** Opening EXTRACTED RECORDS block **

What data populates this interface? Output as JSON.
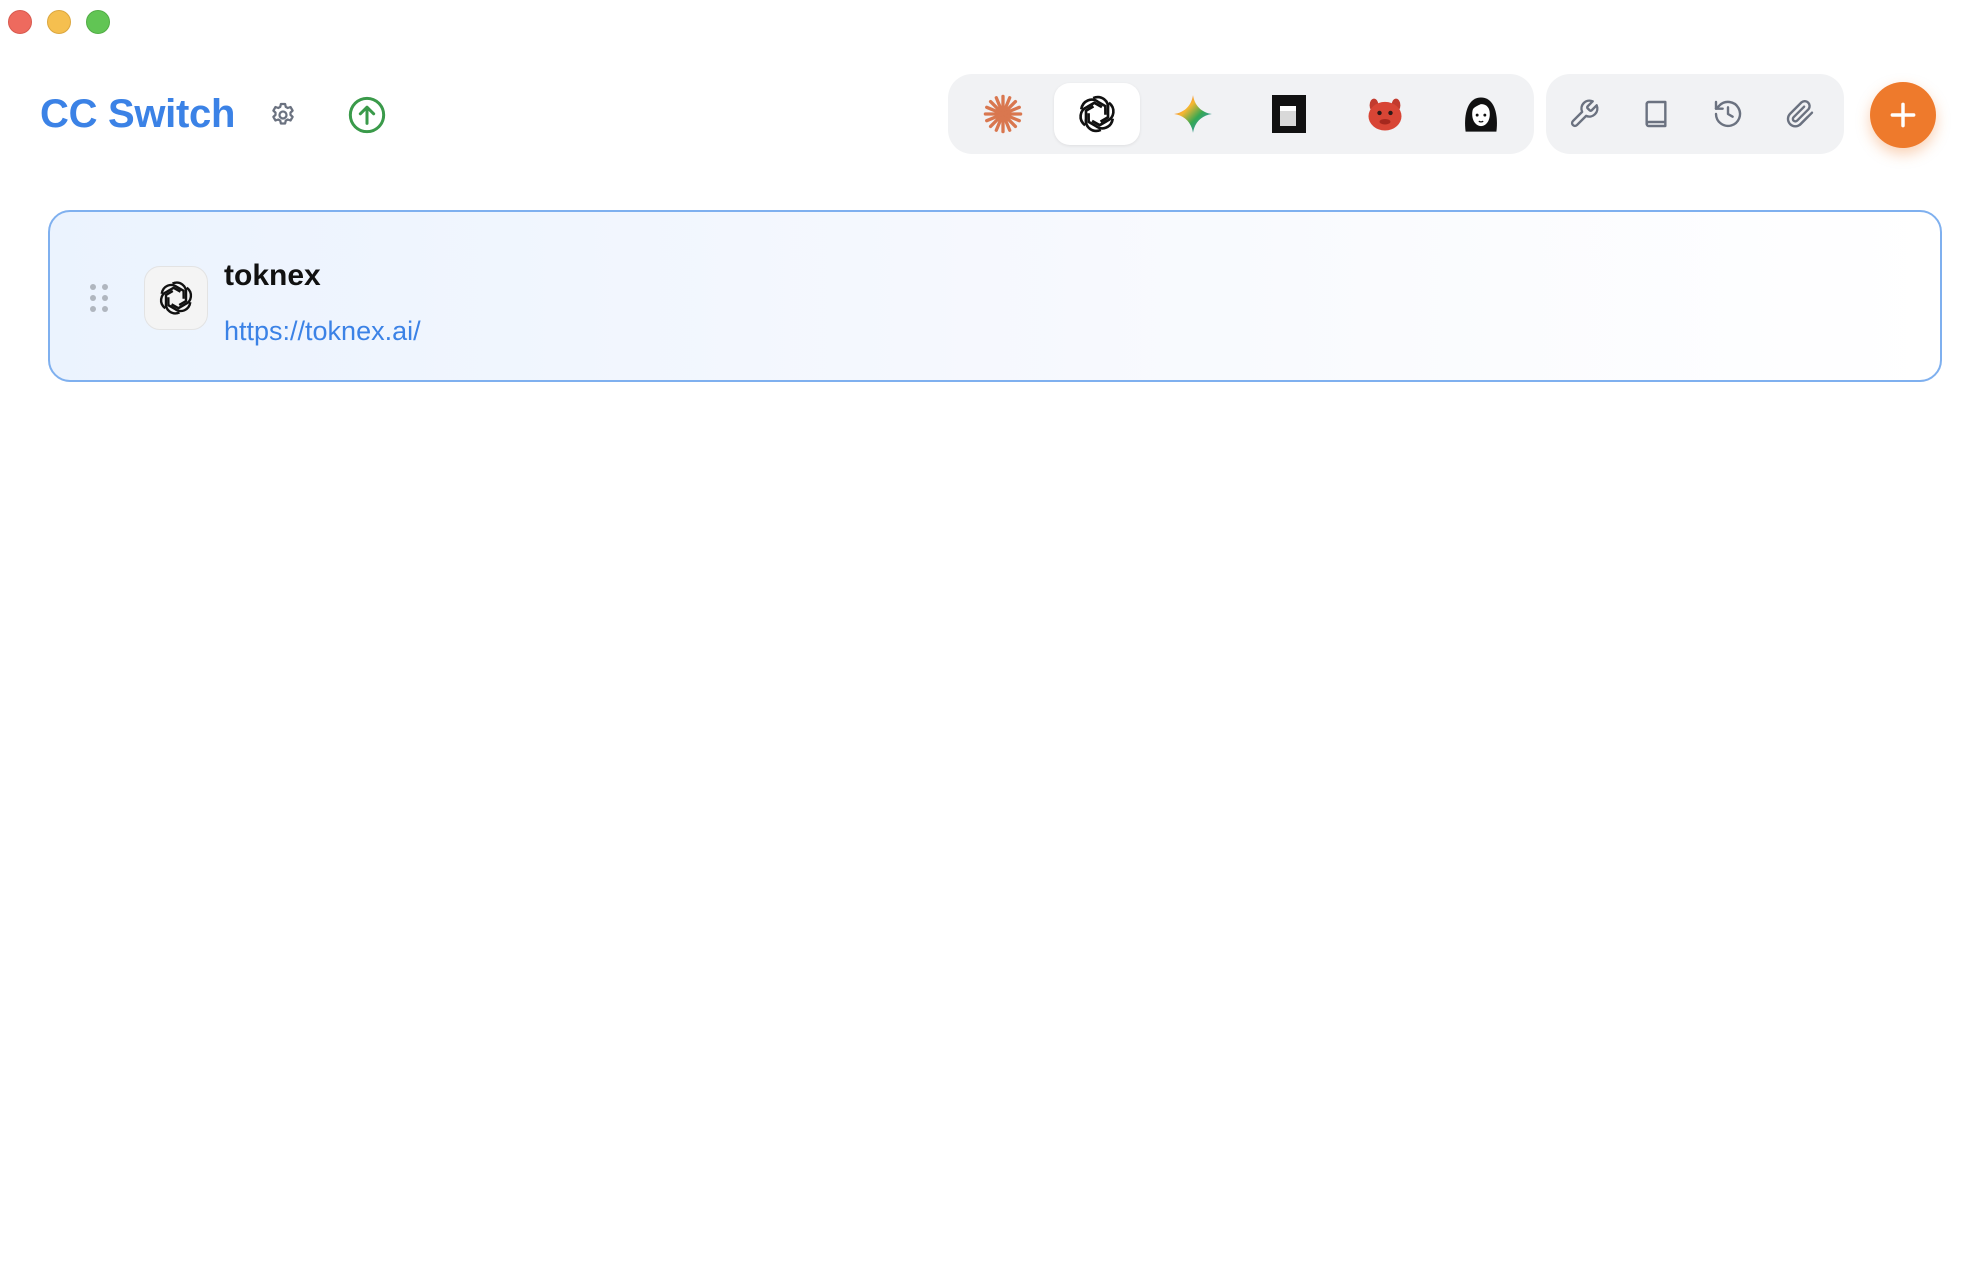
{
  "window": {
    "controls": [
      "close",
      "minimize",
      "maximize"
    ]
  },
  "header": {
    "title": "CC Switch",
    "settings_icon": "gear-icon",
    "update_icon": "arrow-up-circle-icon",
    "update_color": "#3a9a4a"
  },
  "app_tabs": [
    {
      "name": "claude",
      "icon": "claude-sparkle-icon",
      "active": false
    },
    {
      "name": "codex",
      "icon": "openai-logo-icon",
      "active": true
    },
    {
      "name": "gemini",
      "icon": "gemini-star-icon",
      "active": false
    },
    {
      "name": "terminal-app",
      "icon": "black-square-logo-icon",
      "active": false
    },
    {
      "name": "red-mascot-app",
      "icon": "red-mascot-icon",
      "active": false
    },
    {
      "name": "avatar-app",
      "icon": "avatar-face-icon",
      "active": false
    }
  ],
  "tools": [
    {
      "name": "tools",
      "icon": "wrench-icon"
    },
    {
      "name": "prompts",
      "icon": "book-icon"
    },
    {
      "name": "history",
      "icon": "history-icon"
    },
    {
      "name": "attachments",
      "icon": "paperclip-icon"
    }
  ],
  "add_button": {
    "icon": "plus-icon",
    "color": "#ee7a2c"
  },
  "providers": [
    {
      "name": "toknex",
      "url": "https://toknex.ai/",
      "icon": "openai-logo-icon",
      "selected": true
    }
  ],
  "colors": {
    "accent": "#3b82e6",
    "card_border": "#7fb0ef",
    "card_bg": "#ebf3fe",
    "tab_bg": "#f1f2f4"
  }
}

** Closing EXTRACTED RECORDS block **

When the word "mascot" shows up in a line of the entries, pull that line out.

      "name": "red-mascot-app",
      "icon": "red-mascot-icon",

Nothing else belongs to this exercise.